The second adaptation was in our feedback mechanism. We included a ‘missed call’ number in each episode, encouraging listeners to share their views about the show. Though we got the kind of response we had anticipated—people loved specific stories or characters and they wanted to share their own stories or jokes—we also received unexpected feedback.
People began voicing their questions and grievances about a range of issues: they had not received their entitlements, they wanted to know whom to approach to request water supply to their village, they wanted help rescuing friends and family they thought were bonded.
While we were ill-equipped to handle these questions, we saw the situation as a fantastic opportunity to enhance the impact of our project. If we could connect listeners to people who could actually resolve their grievances, we could maximise impact.
Thus, we introduced our third adaptation: Shrota Samvaad (listeners’ dialogue) events. These were large-scale events where MKB listeners came face-to-face with the district administration, including the district magistrate, local police, the labour commissioner and the press. Over 5,000 official grievances were registered with district authorities at these events.
Results of the MKB project were heartening:
- 37 percent of MKB listeners had a clear understanding of the legal definition of bonded labour versus 7 percent of non-listeners.
- 62 percent of listeners recognised at least three labour rights violations compared to 32 percent of non-listeners.
- 61 percent of listeners said they would encourage people to fight for their rights versus 47 percent of those unexposed to MKB.
So, what did we learn about adaptive programming?
1. Focus on the questions, not the answers: At the project planning stage, focus more on the outcomes and the ambition than on the specific solutions that will get you there. Think of your project design as questions you seek to answer. This allows for innovation, experimentation and out-of-the-box thinking.
2. Plan for financial flexibility: Don’t confuse this with loose financial control or a lack of financial processes and accountability. If anything, adaptive programming requires greater financial rigour. But if you can design your budgets to have flexibility in your project design and outputs, you have a much better chance at trying new things.
3. Adapting takes time and money: This is not the same approach as producing a single set of outputs and letting them ride all the way till the end of the project. Every change in approach, new strategy, or fresh output requires time, money and manpower.
4. Recruit for skills and attitude: Rather than focusing on specific experience, enable your team to build skills such as lateral thinking, problem solving and nimble implementation. Without these, adaptability is impossible.
5. Monitor constantly: Check whether your programme is on track to achieve your outcomes. Being adaptable means being able to identify when you need to adapt as well.

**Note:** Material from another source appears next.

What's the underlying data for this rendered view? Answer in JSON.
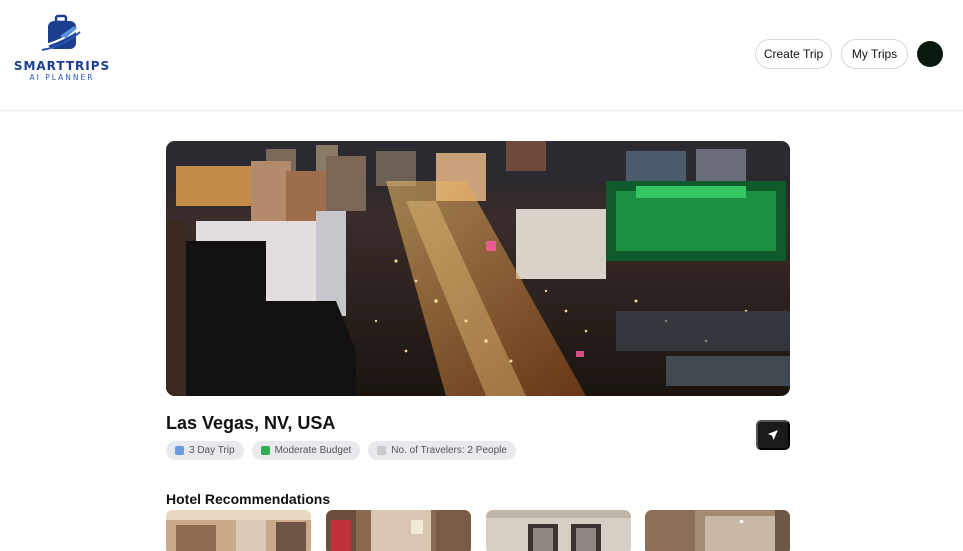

6. Be aware of both opportunities and threats: They are key drivers of adaptive programming. There may be opportunities you had not seen before starting the project, or those that arise along the way. Equally, keep your eyes peeled for threats that could derail your programme.

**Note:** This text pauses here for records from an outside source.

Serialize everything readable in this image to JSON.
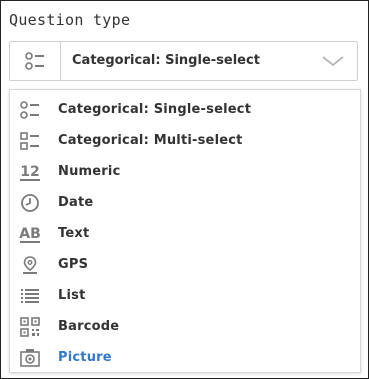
{
  "title": "Question type",
  "select": {
    "value": "Categorical: Single-select",
    "icon": "single-select-icon"
  },
  "options": [
    {
      "label": "Categorical: Single-select",
      "icon": "single-select-icon"
    },
    {
      "label": "Categorical: Multi-select",
      "icon": "multi-select-icon"
    },
    {
      "label": "Numeric",
      "icon": "numeric-icon",
      "icon_text": "12"
    },
    {
      "label": "Date",
      "icon": "clock-icon"
    },
    {
      "label": "Text",
      "icon": "text-icon",
      "icon_text": "AB"
    },
    {
      "label": "GPS",
      "icon": "location-pin-icon"
    },
    {
      "label": "List",
      "icon": "list-icon"
    },
    {
      "label": "Barcode",
      "icon": "barcode-icon"
    },
    {
      "label": "Picture",
      "icon": "camera-icon"
    }
  ],
  "colors": {
    "text": "#333333",
    "icon": "#7a7a7a",
    "accent": "#3478c6",
    "border": "#cfcfcf"
  }
}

7. Trust your team’s instincts: Your team is immersed in the project and understands your stakeholders and the local context. That said, make informed decisions.
Adaptive programming can often seem like nothing is going to plan—indeed, there is no plan. Which is why it is essential to review consistently against your overall goals and ambition. Keep your eye on the horizon and make sure you use the instruments you have: your team, your monitoring research, and your relationship with donors and partners.
This article has been cross-posted on BBC Media Action’s Insight blog.